It’s 8am at an upscale housing society in central Mumbai. As an army of cooks, sweepers and babysitters troop in and sanitize their hands at the entrance, they confront the latest irony. While there is a wave of paranoia about the hygiene standards of maids, given their cramped homes and peak-hour commutes, the first domestic help reported with Covid-19 in Mumbai got the ailment from her US-returned employer.
“I feel scared because people living in this building have travelled abroad and that’s how the disease came,” said Asha Katkar (name changed) who sweeps and swabs in four homes. Asha takes the train from Kalyan which remains packed, although the crowd has reduced. The current situation worries her too, but she has little choice. Her husband is an alcoholic and she has two school. “I make Rs 17,000 a month. I run the house and pay my children’s fees,” she said.

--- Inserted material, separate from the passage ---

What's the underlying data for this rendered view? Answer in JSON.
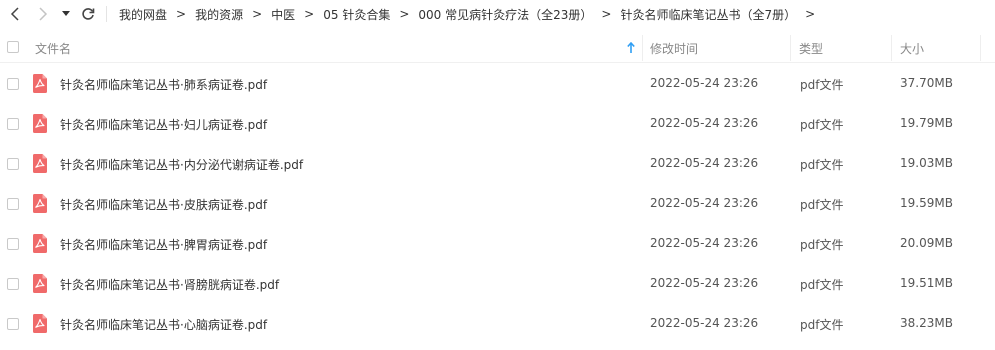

Mala (name changed) is a cook who commutes by bus and works in three homes in a building in south Mumbai. “Last week, one of the sahebs came from Dubai from where so many cases came. But how could I refuse to work there?” she asked. Domestics also know they face a risk from the children of employers who have returned from their colleges from the UK and the US.
Some employers have given their part-timers paid leave until the crisis ebbs, in a bid to avoid a threat to themselves. Those with full-time help have chosen to retain them. “I had two part-time maids. I requested one of them to move in full-time. The other maid will get paid leave. I cannot expose her to a crowded train and let the infection into my home,” said Anjali Shah (name changed). Maids worry about losing their jobs if the crisis continues for a longer period.
The maid hiring aggregator, Bookmybai, has reported a 50% drop in demand for part-time helpers in Mumbai in March compared to February. The demand for full-timers is up 50%. “Overall, the demand for maids remains around the same, but there has been a dramatic shift from the demand for part-timers to full-timers in the city,” said Bookmybai founder Anupam Sinhal. “In February, we supplied 800 part-timers and 300 full-timers in Mumbai. So far, in March, the demand is for 400 part-timers and 600 full-timers.”
However, while employers are changing the rules for their domestic help, regulating themselves has proved more difficult. Several gated communities, which have asked residents to declare any recent international travel and requested them to selfquarantine for 14 days, have met with little response. “I recently saw a couple who had returned from the US in the garden and they jokingly said I should stay away from them,” said an irate resident of a south Mumbai building.
So, should people be sending their maids home for greater social distancing? “I would definitely say that those who have returned from a foreign country and not observed self-quarantine are a bigger risk in the building than maids. People who don’t observe social responsibility themselves should not point fingers at others,” says Dr Hemant Thacker, consultant physician at Jaslok and Breach Candy hospitals.
“It makes little sense to send your part-time maid home to avoid infection but continue visiting your bank, office and beauty parlour. You are as vulnerable to catching it there.”
Some families have given their part-timers paid leave until the crisis ebbs, and those with full-time help have chosen to retain them
Dabbawalas suspend services till March 31
The dabbawala association on Thursday said they will suspend tiffin delivery services till March 31 in view of the rise in number of coronavirus cases in Mumbai. Subhash Talekar, spokesperson of Mumbai Dabbawala Association, said the decision was taken in response to chief minister Uddhav Thackeray’s appeal to not crowd local trains to contain the infection. PTI